When the Hawks drafted Cam Reddish 10th overall, there were two distinct opinions. One side, that included his peers, believed Reddish had the type of game that would thrive in the NBA and eventually lead to him becoming one of the top rookies in his draft class. The other side couldn’t believe a freshman shot 35.6% from the field in college and went in the top ten. So far, the latter is laughing out loud at the Hawks for their decision.
With Kevin Huerter nursing an injury to start the season, Reddish began the year as a starter and was just recently relieved to the bench. Part of that had to do with Huerter returning to full health, but a lot of it also had to do with Redish’s play, which has left much to be desired.
Defensively, the former Blue Devil has come as advertised – a long athletic wing that can defend positions 1-4 on the basketball court. But offensively, he’s been even more of a mess than he was in college. Reddish is shooting an abysmal 25.0% from the field and 19.4% from three-point range, averaging only 5.5 points per contest, which results in an almost unheard of 2.5 PER. It’s been horrid – there’s no reason to beat around the bush – but this should not change your opinion on his potential.
After all, it’s only been ten games. Is it much of a surprise that a 19-year-old rookie, who was drafted so high because of his ceiling, not what he did in college, is hitting a speed bump in his first couple of weeks in the NBA? It also doesn’t help that Reddish was forced to miss most of the offseason while recovering from an injury, either. Shooting slumps should be expected – not every rookie can be Trae Young – and even he experienced these kinds of growing pains in his first few months in the league.
Through 25 games last year, Young averaged 15.7 points on 37.7% shooting and 23.9% shooting from behind the arc. Everyone was calling him a bust, and by the end of the year, he was scoring ten more points a game on 45% shooting and 35% from deep. Now, he’s on well on his way to an All-Star berth in his second season.
Even De’Andre Hunter, who I have loved so far in his short time with the Hawks, is not shooting the ball well. His FG% sits at 37.5% for the year, and he’s only shooting 31.6% from behind the arc. Keep in mind, Hunter shot 43.8% from three at Virginia, much higher than Reddish’s 33.3%. He’s also two years older than Reddish. This is the NBA; rookies are supposed to take some time to get acclimated.

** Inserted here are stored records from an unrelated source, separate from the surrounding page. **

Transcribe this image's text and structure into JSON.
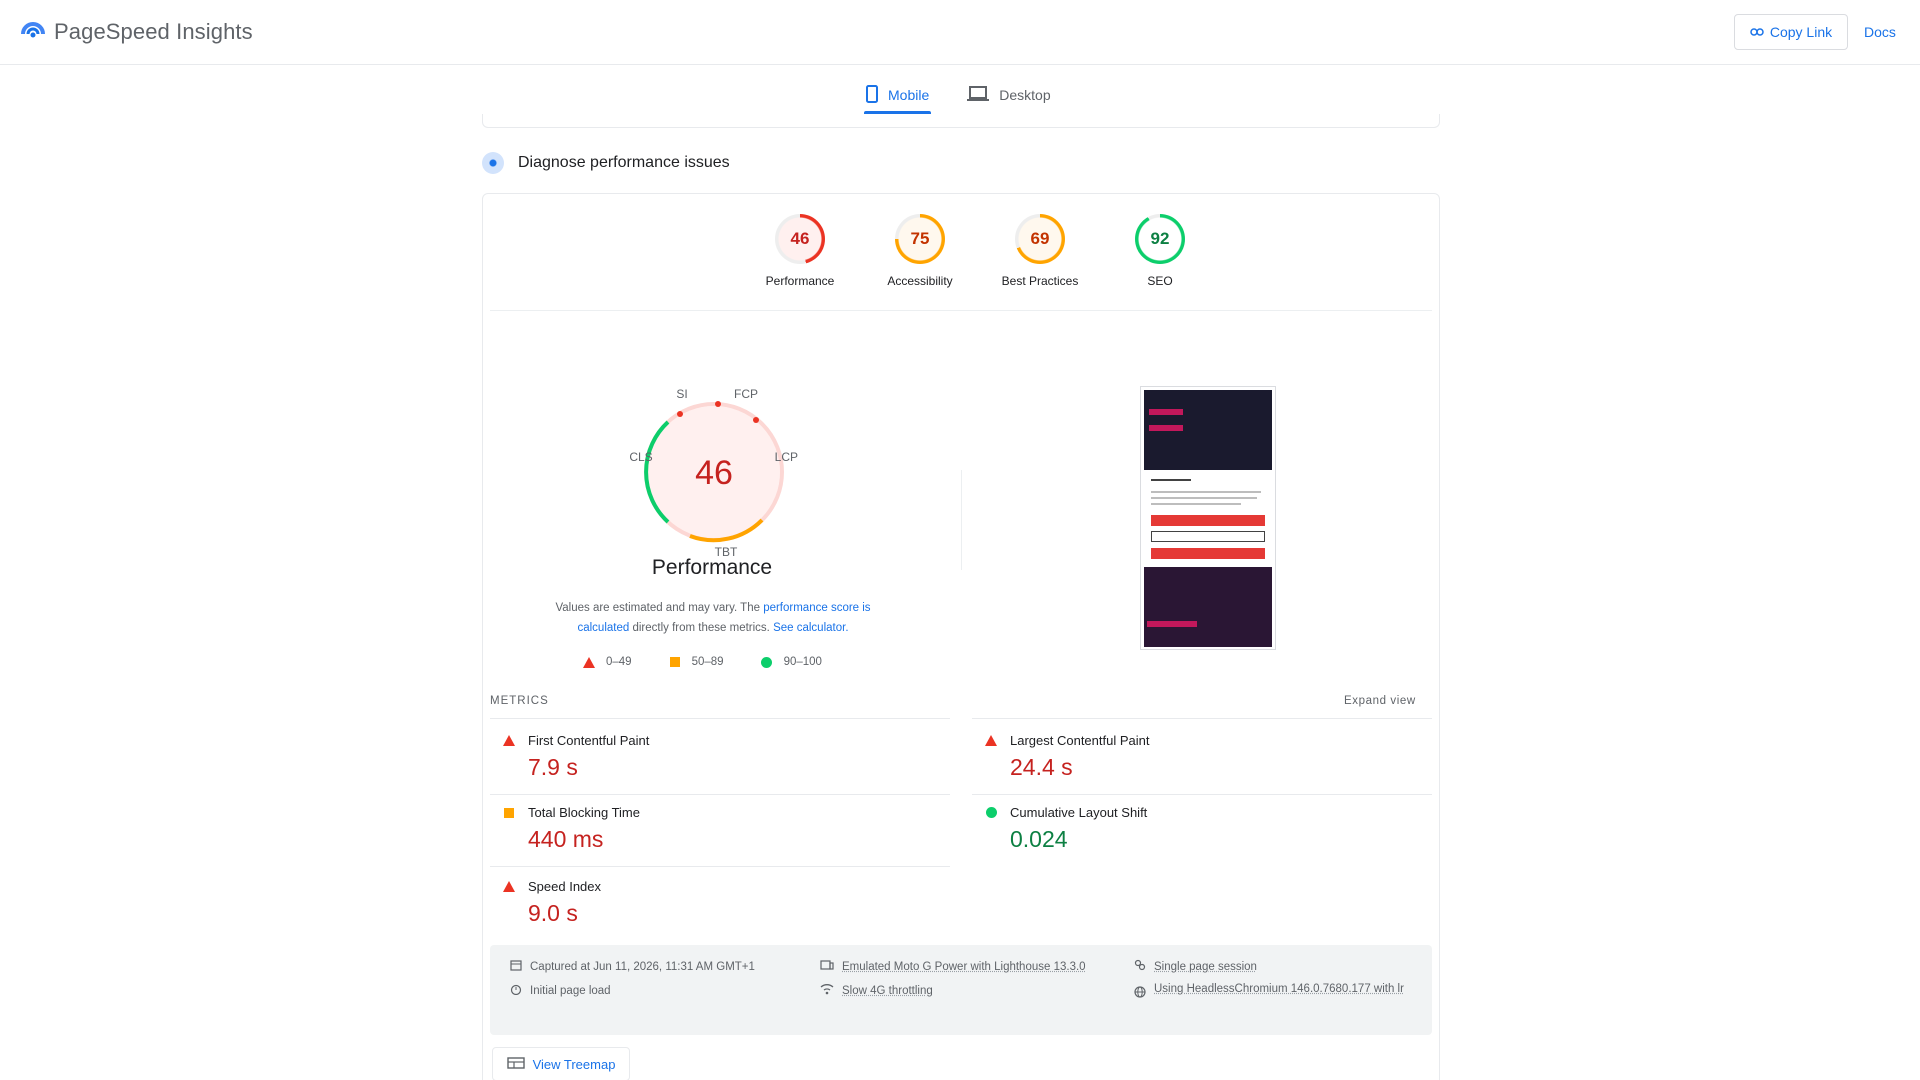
{
  "header": {
    "title": "PageSpeed Insights",
    "copy_link": "Copy Link",
    "docs": "Docs"
  },
  "tabs": [
    {
      "label": "Mobile",
      "active": true
    },
    {
      "label": "Desktop",
      "active": false
    }
  ],
  "diagnose": {
    "title": "Diagnose performance issues"
  },
  "categories": [
    {
      "score": "46",
      "label": "Performance",
      "status": "fail"
    },
    {
      "score": "75",
      "label": "Accessibility",
      "status": "average"
    },
    {
      "score": "69",
      "label": "Best Practices",
      "status": "average"
    },
    {
      "score": "92",
      "label": "SEO",
      "status": "pass"
    }
  ],
  "performance": {
    "score": "46",
    "title": "Performance",
    "gauge_labels": {
      "si": "SI",
      "fcp": "FCP",
      "lcp": "LCP",
      "tbt": "TBT",
      "cls": "CLS"
    },
    "note_pre": "Values are estimated and may vary. The ",
    "note_link": "performance score is calculated",
    "note_mid": " directly from these metrics. ",
    "note_calc": "See calculator."
  },
  "legend": [
    {
      "range": "0–49",
      "shape": "triangle",
      "color": "#eb3323"
    },
    {
      "range": "50–89",
      "shape": "square",
      "color": "#ffa400"
    },
    {
      "range": "90–100",
      "shape": "circle",
      "color": "#0cce6b"
    }
  ],
  "metrics": {
    "section_label": "METRICS",
    "expand_label": "Expand view",
    "items": [
      {
        "name": "First Contentful Paint",
        "value": "7.9 s",
        "status": "fail"
      },
      {
        "name": "Largest Contentful Paint",
        "value": "24.4 s",
        "status": "fail"
      },
      {
        "name": "Total Blocking Time",
        "value": "440 ms",
        "status": "average"
      },
      {
        "name": "Cumulative Layout Shift",
        "value": "0.024",
        "status": "pass"
      },
      {
        "name": "Speed Index",
        "value": "9.0 s",
        "status": "fail"
      }
    ]
  },
  "runtime": {
    "captured": "Captured at Jun 11, 2026, 11:31 AM GMT+1",
    "initial_load": "Initial page load",
    "device": "Emulated Moto G Power with Lighthouse 13.3.0",
    "throttling": "Slow 4G throttling",
    "session": "Single page session",
    "browser": "Using HeadlessChromium 146.0.7680.177 with lr"
  },
  "treemap": {
    "label": "View Treemap"
  },
  "colors": {
    "accent": "#1a73e8",
    "fail": "#eb3323",
    "average": "#ffa400",
    "pass": "#0cce6b"
  }
}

If you believed in Reddish coming into the draft, these ten games shouldn’t change your mind. He still possesses all the attributes necessary to make it in this league – a unique combination of length and skill. And he’s shown some positives in areas that don’t show up on the box score. His defense is much better than many anticipated, and his vision is a plus that he didn’t have the opportunity to showcase often at Duke. However, patience is key. This could be a year-long process – maybe even a couple of years – but it’s way too early to doubt his ability after a few rough weeks to begin his career.